I blog, tweet, share, post, connect, friend, update, and everything else related to social media, so my occasional rant about how technology may be destroying the world comes with zero credibility. If we’re all going down, at least I am on the train with everyone. It is bad enough that for many of us “work” and “email” are now interchangeable concepts, but my greater concern is that “social media” and “life” might follow suit.
I immediately understood Facebook. And LinkedIn. And blogging (via my friend, John Dobbs). And, with a little effort, Twitter. But Instagram confounded me. I found it Instaweird. But like a sheep with a Smartphone, I signed up, and now, surprisingly, think Instagram might represent hope for the future—simply because it is all about pictures.
My interest in photography came late because, well, we were poor, and listen closely boys and girls, it used to cost actual money both to purchase film AND develop the pictures. When digital cameras arrived on the scene, I joined the revolution.
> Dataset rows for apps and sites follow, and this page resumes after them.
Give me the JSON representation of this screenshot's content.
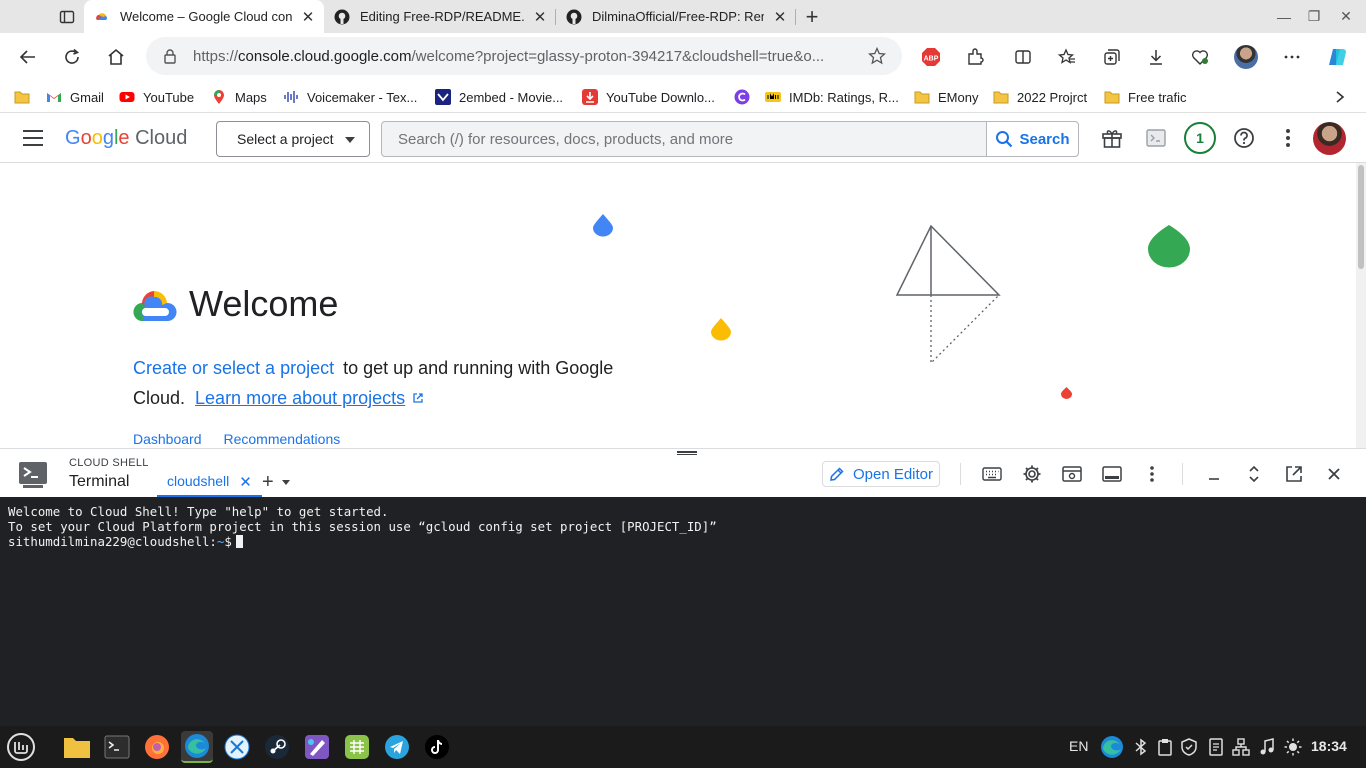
{
  "browser": {
    "tabs": [
      {
        "label": "Welcome – Google Cloud con",
        "icon": "google-cloud-icon",
        "active": true
      },
      {
        "label": "Editing Free-RDP/README.md",
        "icon": "github-icon",
        "active": false
      },
      {
        "label": "DilminaOfficial/Free-RDP: Rem",
        "icon": "github-icon",
        "active": false
      }
    ],
    "url_scheme": "https://",
    "url_host": "console.cloud.google.com",
    "url_path": "/welcome?project=glassy-proton-394217&cloudshell=true&o...",
    "bookmarks": [
      {
        "label": "Gmail",
        "icon": "gmail-icon"
      },
      {
        "label": "YouTube",
        "icon": "youtube-icon"
      },
      {
        "label": "Maps",
        "icon": "maps-icon"
      },
      {
        "label": "Voicemaker - Tex...",
        "icon": "voicemaker-icon"
      },
      {
        "label": "2embed - Movie...",
        "icon": "2embed-icon"
      },
      {
        "label": "YouTube Downlo...",
        "icon": "download-icon"
      },
      {
        "label": "",
        "icon": "c-icon"
      },
      {
        "label": "IMDb: Ratings, R...",
        "icon": "imdb-icon"
      },
      {
        "label": "EMony",
        "icon": "folder-icon"
      },
      {
        "label": "2022 Projrct",
        "icon": "folder-icon"
      },
      {
        "label": "Free trafic",
        "icon": "folder-icon"
      }
    ]
  },
  "gc_header": {
    "logo_google": [
      "G",
      "o",
      "o",
      "g",
      "l",
      "e"
    ],
    "logo_cloud": "Cloud",
    "project_select": "Select a project",
    "search_placeholder": "Search (/) for resources, docs, products, and more",
    "search_button": "Search",
    "notification_count": "1"
  },
  "welcome": {
    "title": "Welcome",
    "create_link": "Create or select a project",
    "text_1": " to get up and running with Google Cloud.",
    "learn_link": "Learn more about projects",
    "tabs": [
      "Dashboard",
      "Recommendations"
    ]
  },
  "cloud_shell": {
    "small_label": "CLOUD SHELL",
    "title": "Terminal",
    "tab": "cloudshell",
    "open_editor": "Open Editor"
  },
  "terminal": {
    "line1": "Welcome to Cloud Shell! Type \"help\" to get started.",
    "line2": "To set your Cloud Platform project in this session use “gcloud config set project [PROJECT_ID]”",
    "prompt_user": "sithumdilmina229@cloudshell:",
    "prompt_path": "~",
    "prompt_symbol": "$"
  },
  "taskbar": {
    "lang": "EN",
    "time": "18:34"
  },
  "colors": {
    "accent": "#1a73e8",
    "terminal_bg": "#202124",
    "taskbar_bg": "#1b1b1b"
  }
}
After splurging on a clunky camera, sets of rechargeable batteries, and a bag large enough to carry small pets, I was free to take as many pictures as I wanted without the worry of paying for multiple reminders of my terrible skills.
In that glorious freedom, I started venturing to new places—just to take pictures. There was no rule that said I couldn’t enjoy nature or a park or festival or sunrise without a camera, but there was something about capturing a place or moment in a photograph that led me out into the world on adventures that simply wouldn’t have happened otherwise.
This is why I have Instahope.
At least, given the terrible development of living our lives heads down staring at a screen, Instagram encourages us to venture into the world to see what there is to see. Sure, after we take a picture, we stare at that silly screen to fret over filters and tags and the like, but at least we are there, occasionally looking up. And that is something.